This is the title of [http://blog.sina.com.cn/s/blog_4701280b010185jh.html an article] written by China’s preeminent blogger, [http://en.wikipedia.org/wiki/Han_Han  Han Han]. The article discusses a Chinese charity called “Project Hope” (希望工程), affiliated with the China Youth Development Foundation, a subsidiary of the Communist Youth League. Project Hope was organized to provide financial assistance to poor students; however, in 2002 there were allegations that Project Hope was misusing funds. When China’s leading investigative newspaper at the time, the ''Southern Weekend'', prepared a story about the alleged corruption, the paper had to pull the story, even though copies had already been printed.   
 
This is the title of [http://blog.sina.com.cn/s/blog_4701280b010185jh.html an article] written by China’s preeminent blogger, [http://en.wikipedia.org/wiki/Han_Han  Han Han]. The article discusses a Chinese charity called “Project Hope” (希望工程), affiliated with the China Youth Development Foundation, a subsidiary of the Communist Youth League. Project Hope was organized to provide financial assistance to poor students; however, in 2002 there were allegations that Project Hope was misusing funds.

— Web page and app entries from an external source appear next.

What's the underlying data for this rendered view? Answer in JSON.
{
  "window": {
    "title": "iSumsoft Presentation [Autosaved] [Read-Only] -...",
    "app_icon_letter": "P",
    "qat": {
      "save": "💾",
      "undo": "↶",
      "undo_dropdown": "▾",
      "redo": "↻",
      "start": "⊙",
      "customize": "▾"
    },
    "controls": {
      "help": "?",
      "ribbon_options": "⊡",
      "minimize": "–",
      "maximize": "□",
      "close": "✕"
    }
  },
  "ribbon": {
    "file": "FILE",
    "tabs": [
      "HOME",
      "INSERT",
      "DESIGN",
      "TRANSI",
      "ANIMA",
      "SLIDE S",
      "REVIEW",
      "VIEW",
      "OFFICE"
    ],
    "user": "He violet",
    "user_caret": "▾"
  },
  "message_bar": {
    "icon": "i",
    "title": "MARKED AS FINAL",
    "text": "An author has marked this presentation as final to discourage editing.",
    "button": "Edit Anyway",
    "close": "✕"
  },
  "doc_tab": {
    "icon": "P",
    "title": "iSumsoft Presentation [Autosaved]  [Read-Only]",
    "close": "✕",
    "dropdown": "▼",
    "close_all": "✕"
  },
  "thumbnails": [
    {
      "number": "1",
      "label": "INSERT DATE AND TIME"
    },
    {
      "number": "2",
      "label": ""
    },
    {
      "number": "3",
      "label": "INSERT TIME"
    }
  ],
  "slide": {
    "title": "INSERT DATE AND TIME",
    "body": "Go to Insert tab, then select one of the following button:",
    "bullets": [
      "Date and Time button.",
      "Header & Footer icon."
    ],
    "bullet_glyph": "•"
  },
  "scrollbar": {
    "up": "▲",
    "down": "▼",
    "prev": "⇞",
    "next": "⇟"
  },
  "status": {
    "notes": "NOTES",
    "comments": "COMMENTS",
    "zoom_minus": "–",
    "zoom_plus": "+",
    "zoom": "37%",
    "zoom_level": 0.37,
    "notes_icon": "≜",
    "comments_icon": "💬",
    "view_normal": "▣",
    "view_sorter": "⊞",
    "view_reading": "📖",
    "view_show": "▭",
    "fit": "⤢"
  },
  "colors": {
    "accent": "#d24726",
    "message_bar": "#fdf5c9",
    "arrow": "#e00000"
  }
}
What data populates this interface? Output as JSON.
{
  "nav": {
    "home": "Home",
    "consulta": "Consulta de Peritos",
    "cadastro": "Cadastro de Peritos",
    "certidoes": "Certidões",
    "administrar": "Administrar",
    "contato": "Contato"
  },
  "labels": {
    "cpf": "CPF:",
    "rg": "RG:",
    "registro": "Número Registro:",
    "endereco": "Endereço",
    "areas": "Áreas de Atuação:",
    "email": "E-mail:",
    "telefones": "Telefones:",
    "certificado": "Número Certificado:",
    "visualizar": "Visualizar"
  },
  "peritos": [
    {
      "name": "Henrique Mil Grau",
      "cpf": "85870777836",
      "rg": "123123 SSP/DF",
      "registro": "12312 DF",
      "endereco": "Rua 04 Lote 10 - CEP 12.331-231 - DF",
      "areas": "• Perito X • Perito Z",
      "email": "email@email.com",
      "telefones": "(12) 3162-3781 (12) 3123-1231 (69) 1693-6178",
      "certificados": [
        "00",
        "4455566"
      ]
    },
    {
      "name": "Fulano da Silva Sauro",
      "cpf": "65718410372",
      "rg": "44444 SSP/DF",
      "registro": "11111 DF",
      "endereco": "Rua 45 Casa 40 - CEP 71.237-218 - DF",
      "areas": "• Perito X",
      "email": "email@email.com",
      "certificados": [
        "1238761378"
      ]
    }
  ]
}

When China’s leading investigative newspaper at the time, the ''Southern Weekend'', prepared a story about the alleged corruption, the paper had to pull the story, even though copies had already been printed.   

Revision as of 16:12, 1 April 2013

没希望工程 (Méi Xīwàng Gōngchéng): Project Hopeless

This is the title of an article written by China’s preeminent blogger, Han Han. The article discusses a Chinese charity called “Project Hope” (希望工程), affiliated with the China Youth Development Foundation, a subsidiary of the Communist Youth League. Project Hope was organized to provide financial assistance to poor students; however, in 2002 there were allegations that Project Hope was misusing funds. When China’s leading investigative newspaper at the time, the Southern Weekend, prepared a story about the alleged corruption, the paper had to pull the story, even though copies had already been printed.

Han Han discusses how charities in China are de-incentivized to properly manage their finances because, through their government connections, they are able to stifle criticism. He also criticizes the small amount China spends on education and health care compared to Hong Kong and the United States.

Project Hope was once again in the news in August 2011 when it was revealed that 1.5 billion yuan were being managed by twenty-four year-old Lu Xingyu, whose only qualification seemed to be that she was born to a rich and well-connected family.

For more on the government crackdown on reporting of “Project Hope,” see the New York Times2002 report.